Spending and performance

Liverpool City Council's budget 2024-2025

Image of a Liverbird, the LCC logo and the words 'Budget 2024/25

In 2023/24, Liverpool City Council set a three-year budget, to enable us to take a longer-term and more strategic view when making decisions.

It outlined savings of £85 million between 2023 and 2026, with £49 million to be found in the first year, with the remaining decisions to be implemented in the next two years. 

In the current financial year, we have been progressing our Financial Improvement Plan, which has included establishing a new mechanism for financial management, making sure we live within our means. These include actions on debt write-off, improved income collection, capital programme development and a new reserves policy.

There is no doubt that this remains a challenging time for Local Government, due to the volatility of the economy and inflation. There has also been a large increase in homelessness nationally, reflected locally in Liverpool, which is putting pressure on our in-year budget, as well as high levels of demand for social care. We are working extremely hard to manage this situation and mitigate the impact. Due to careful and detailed planning, our expectation is that we will be able to set a balanced budget in 2024/25.

We are committed to delivering on our recently refreshed, four-year Council Plan, which outlines how we will make the city fairer, cleaner and stronger for all. Our budget will include investment in improving the delivery and effectiveness of services in our communities by rolling out a new Neighbourhood Model which will see neighbourhood managers in 13 areas of the city, complemented by additional investment in street cleansing.

The budget will also include a recommendation on an increase in Council Tax. We are having to consider raising it by the maximum allowed - 2.99 per cent in Council Tax, plus a further 2 per cent to help meet adult social care costs (4.99 per cent in total), as a contribution towards the overall cost of services.

The Government does assume councils will increase bills annually when it allocates the Local Government Finance Settlement. If there is no increase, that could lead to a reduction in essential services, which could particularly impact our most vulnerable residents.  

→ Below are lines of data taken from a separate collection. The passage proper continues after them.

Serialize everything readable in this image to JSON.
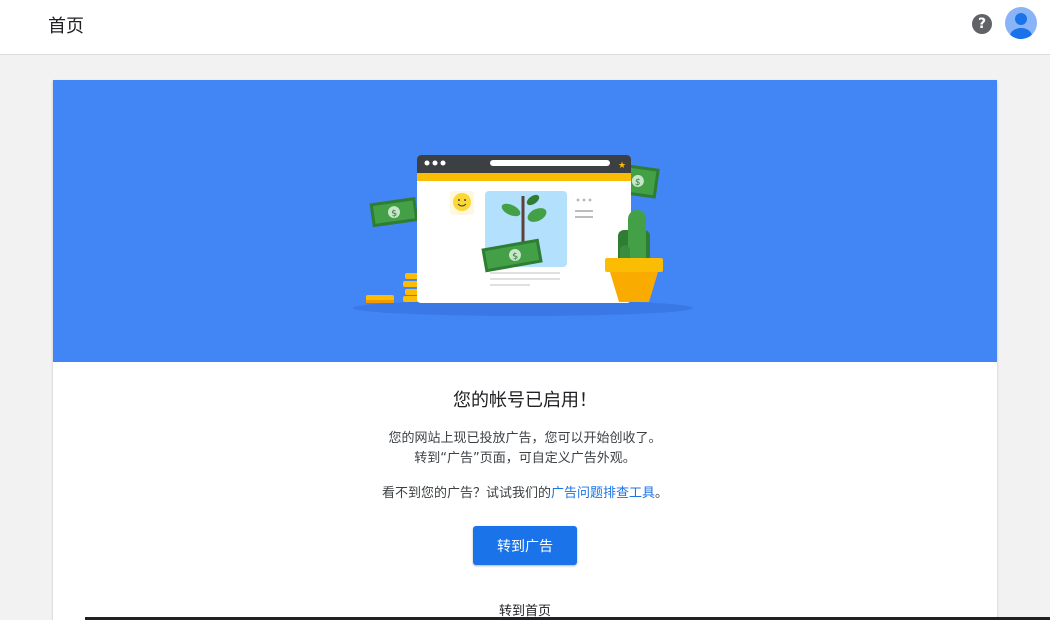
{
  "header": {
    "title": "首页",
    "help_icon": "help-icon",
    "help_glyph": "?",
    "avatar_icon": "account-avatar-icon"
  },
  "hero": {
    "illustration": "browser-window-with-plant-money-cactus-coins",
    "background_color": "#4285f4"
  },
  "main": {
    "headline": "您的帐号已启用！",
    "line1": "您的网站上现已投放广告，您可以开始创收了。",
    "line2": "转到“广告”页面，可自定义广告外观。",
    "line3_prefix": "看不到您的广告？试试我们的",
    "line3_link": "广告问题排查工具",
    "line3_suffix": "。",
    "primary_button": "转到广告",
    "secondary_link": "转到首页"
  },
  "colors": {
    "accent": "#1a73e8",
    "money_green": "#43a047",
    "coin_gold": "#fbbc04"
  }
}
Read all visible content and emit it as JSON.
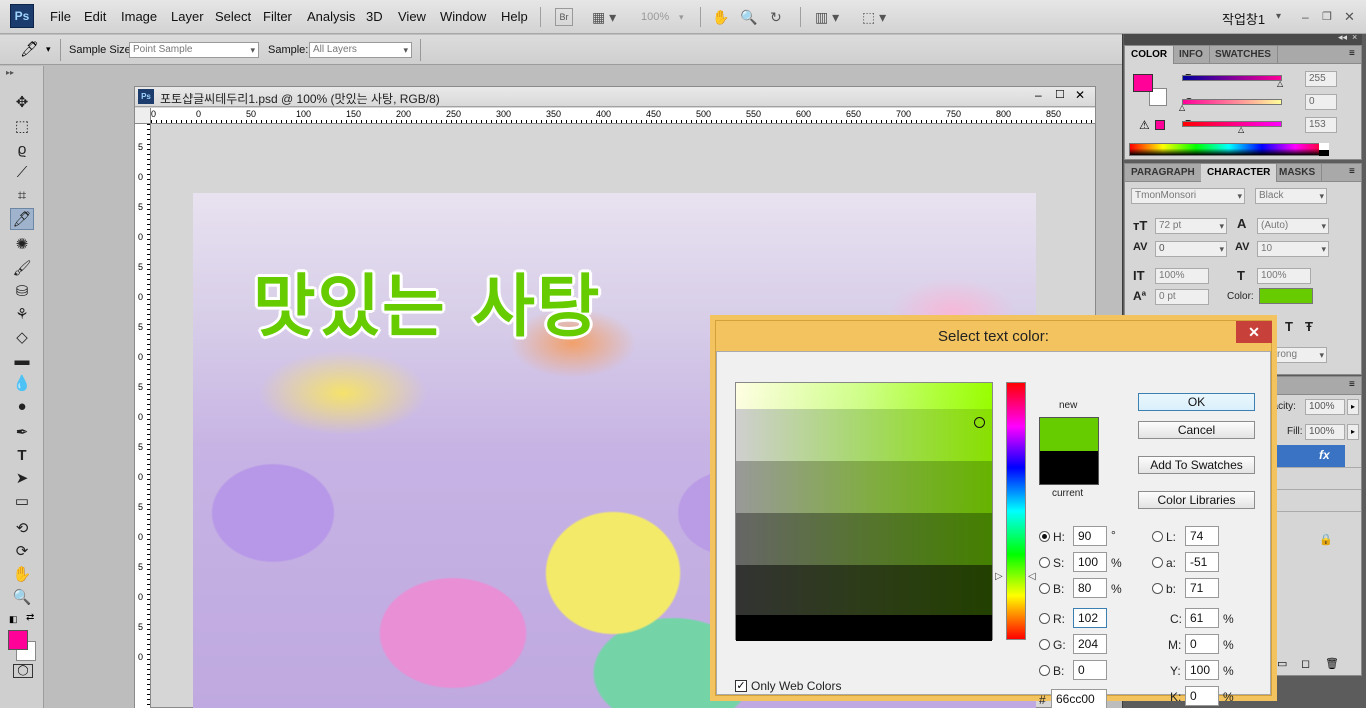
{
  "app": {
    "logo": "Ps",
    "workspace": "작업창1",
    "menus": [
      "File",
      "Edit",
      "Image",
      "Layer",
      "Select",
      "Filter",
      "Analysis",
      "3D",
      "View",
      "Window",
      "Help"
    ],
    "zoom": "100%",
    "bridge": "Br"
  },
  "options": {
    "sample_size_label": "Sample Size:",
    "sample_size_value": "Point Sample",
    "sample_label": "Sample:",
    "sample_value": "All Layers"
  },
  "document": {
    "title": "포토샵글씨테두리1.psd @ 100% (맛있는 사탕, RGB/8)",
    "canvas_text": "맛있는 사탕",
    "ruler_h": [
      "0",
      "0",
      "50",
      "100",
      "150",
      "200",
      "250",
      "300",
      "350",
      "400",
      "450",
      "500",
      "550",
      "600",
      "650",
      "700",
      "750",
      "800",
      "850"
    ],
    "ruler_v": [
      "5",
      "0",
      "5",
      "0",
      "5",
      "0",
      "5",
      "0",
      "5",
      "0",
      "5",
      "0",
      "5",
      "0",
      "5",
      "0",
      "5",
      "0"
    ]
  },
  "color_panel": {
    "tabs": [
      "COLOR",
      "INFO",
      "SWATCHES"
    ],
    "fg": "#ff0099",
    "r_label": "R",
    "r": "255",
    "g_label": "G",
    "g": "0",
    "b_label": "B",
    "b": "153"
  },
  "character_panel": {
    "tabs": [
      "PARAGRAPH",
      "CHARACTER",
      "MASKS"
    ],
    "font_family": "TmonMonsori",
    "font_style": "Black",
    "size": "72 pt",
    "leading": "(Auto)",
    "kerning": "0",
    "tracking": "10",
    "vscale": "100%",
    "hscale": "100%",
    "baseline": "0 pt",
    "color_label": "Color:",
    "color": "#66cc00",
    "aa": "rong"
  },
  "layers_panel": {
    "opacity_label": "pacity:",
    "opacity": "100%",
    "fill_label": "Fill:",
    "fill": "100%",
    "fx": "fx"
  },
  "dialog": {
    "title": "Select text color:",
    "new_label": "new",
    "current_label": "current",
    "new_color": "#66cc00",
    "current_color": "#000000",
    "ok": "OK",
    "cancel": "Cancel",
    "add_swatches": "Add To Swatches",
    "libraries": "Color Libraries",
    "h_label": "H:",
    "h": "90",
    "h_unit": "°",
    "s_label": "S:",
    "s": "100",
    "s_unit": "%",
    "bri_label": "B:",
    "bri": "80",
    "bri_unit": "%",
    "r_label": "R:",
    "r": "102",
    "g_label": "G:",
    "g": "204",
    "b_label": "B:",
    "b": "0",
    "l_label": "L:",
    "l": "74",
    "a_label": "a:",
    "a": "-51",
    "lb_label": "b:",
    "lb": "71",
    "c_label": "C:",
    "c": "61",
    "c_unit": "%",
    "m_label": "M:",
    "m": "0",
    "m_unit": "%",
    "y_label": "Y:",
    "y": "100",
    "y_unit": "%",
    "k_label": "K:",
    "k": "0",
    "k_unit": "%",
    "hex_label": "#",
    "hex": "66cc00",
    "web_colors_label": "Only Web Colors",
    "web_colors_checked": true
  }
}
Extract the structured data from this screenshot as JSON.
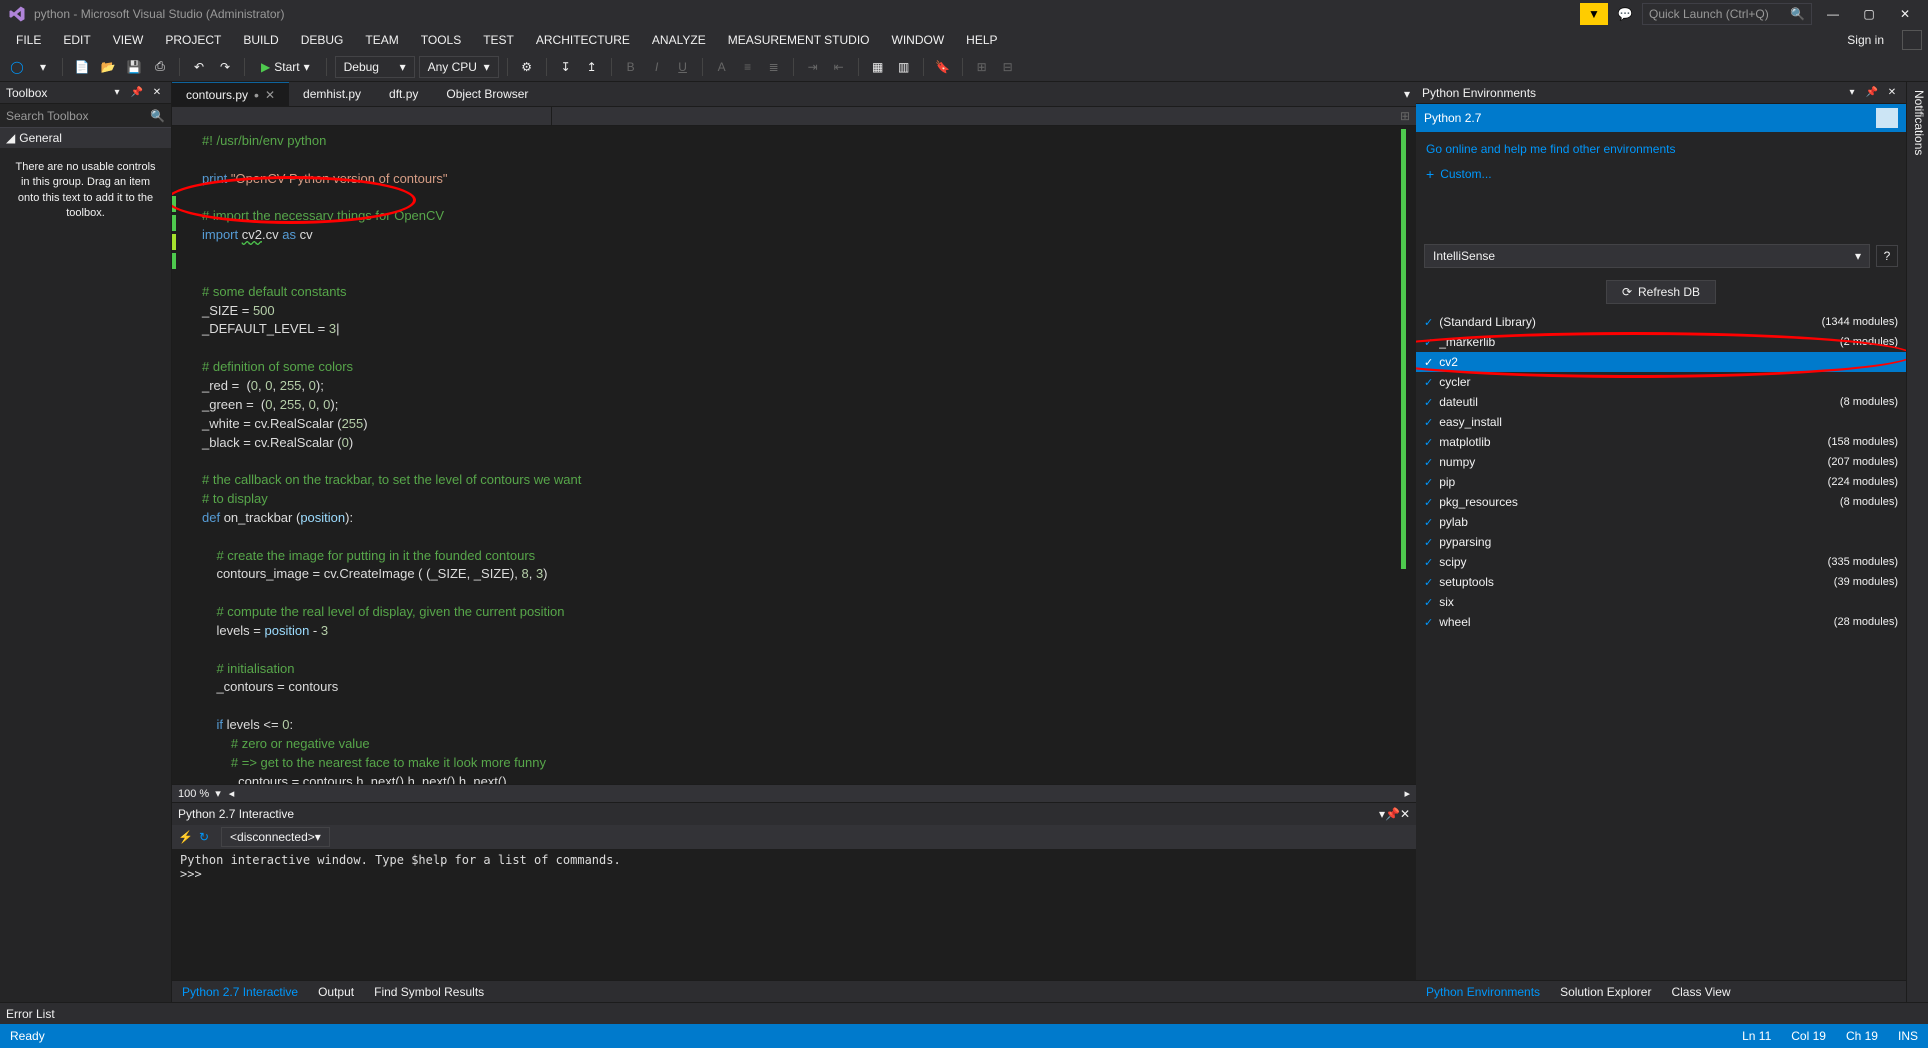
{
  "window": {
    "title": "python - Microsoft Visual Studio (Administrator)",
    "quickLaunchPlaceholder": "Quick Launch (Ctrl+Q)",
    "signIn": "Sign in"
  },
  "menus": [
    "FILE",
    "EDIT",
    "VIEW",
    "PROJECT",
    "BUILD",
    "DEBUG",
    "TEAM",
    "TOOLS",
    "TEST",
    "ARCHITECTURE",
    "ANALYZE",
    "MEASUREMENT STUDIO",
    "WINDOW",
    "HELP"
  ],
  "toolbar": {
    "start": "Start",
    "config": "Debug",
    "platform": "Any CPU"
  },
  "toolbox": {
    "title": "Toolbox",
    "searchPlaceholder": "Search Toolbox",
    "category": "General",
    "message": "There are no usable controls in this group. Drag an item onto this text to add it to the toolbox."
  },
  "tabs": [
    {
      "label": "contours.py",
      "active": true,
      "dirty": true
    },
    {
      "label": "demhist.py",
      "active": false
    },
    {
      "label": "dft.py",
      "active": false
    },
    {
      "label": "Object Browser",
      "active": false
    }
  ],
  "code": "#! /usr/bin/env python\n\nprint \"OpenCV Python version of contours\"\n\n# import the necessary things for OpenCV\nimport cv2.cv as cv\n\n\n# some default constants\n_SIZE = 500\n_DEFAULT_LEVEL = 3\n\n# definition of some colors\n_red =  (0, 0, 255, 0);\n_green =  (0, 255, 0, 0);\n_white = cv.RealScalar (255)\n_black = cv.RealScalar (0)\n\n# the callback on the trackbar, to set the level of contours we want\n# to display\ndef on_trackbar (position):\n\n    # create the image for putting in it the founded contours\n    contours_image = cv.CreateImage ( (_SIZE, _SIZE), 8, 3)\n\n    # compute the real level of display, given the current position\n    levels = position - 3\n\n    # initialisation\n    _contours = contours\n\n    if levels <= 0:\n        # zero or negative value\n        # => get to the nearest face to make it look more funny\n        _contours = contours.h_next().h_next().h_next()",
  "zoom": "100 %",
  "interactive": {
    "title": "Python 2.7 Interactive",
    "state": "<disconnected>",
    "body": "Python interactive window. Type $help for a list of commands.\n>>>",
    "tabs": [
      "Python 2.7 Interactive",
      "Output",
      "Find Symbol Results"
    ]
  },
  "pyenv": {
    "title": "Python Environments",
    "envName": "Python 2.7",
    "link": "Go online and help me find other environments",
    "custom": "Custom...",
    "dropdown": "IntelliSense",
    "refresh": "Refresh DB",
    "modules": [
      {
        "name": "(Standard Library)",
        "count": "(1344 modules)"
      },
      {
        "name": "_markerlib",
        "count": "(2 modules)"
      },
      {
        "name": "cv2",
        "count": "",
        "selected": true
      },
      {
        "name": "cycler",
        "count": ""
      },
      {
        "name": "dateutil",
        "count": "(8 modules)"
      },
      {
        "name": "easy_install",
        "count": ""
      },
      {
        "name": "matplotlib",
        "count": "(158 modules)"
      },
      {
        "name": "numpy",
        "count": "(207 modules)"
      },
      {
        "name": "pip",
        "count": "(224 modules)"
      },
      {
        "name": "pkg_resources",
        "count": "(8 modules)"
      },
      {
        "name": "pylab",
        "count": ""
      },
      {
        "name": "pyparsing",
        "count": ""
      },
      {
        "name": "scipy",
        "count": "(335 modules)"
      },
      {
        "name": "setuptools",
        "count": "(39 modules)"
      },
      {
        "name": "six",
        "count": ""
      },
      {
        "name": "wheel",
        "count": "(28 modules)"
      }
    ],
    "tabs": [
      "Python Environments",
      "Solution Explorer",
      "Class View"
    ]
  },
  "errorList": "Error List",
  "statusbar": {
    "ready": "Ready",
    "ln": "Ln 11",
    "col": "Col 19",
    "ch": "Ch 19",
    "ins": "INS"
  },
  "notifications": "Notifications"
}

We will update this page with more information about the budget setting process in due course.

How to comment

You can email any comments to budget@liverpool.gov.uk.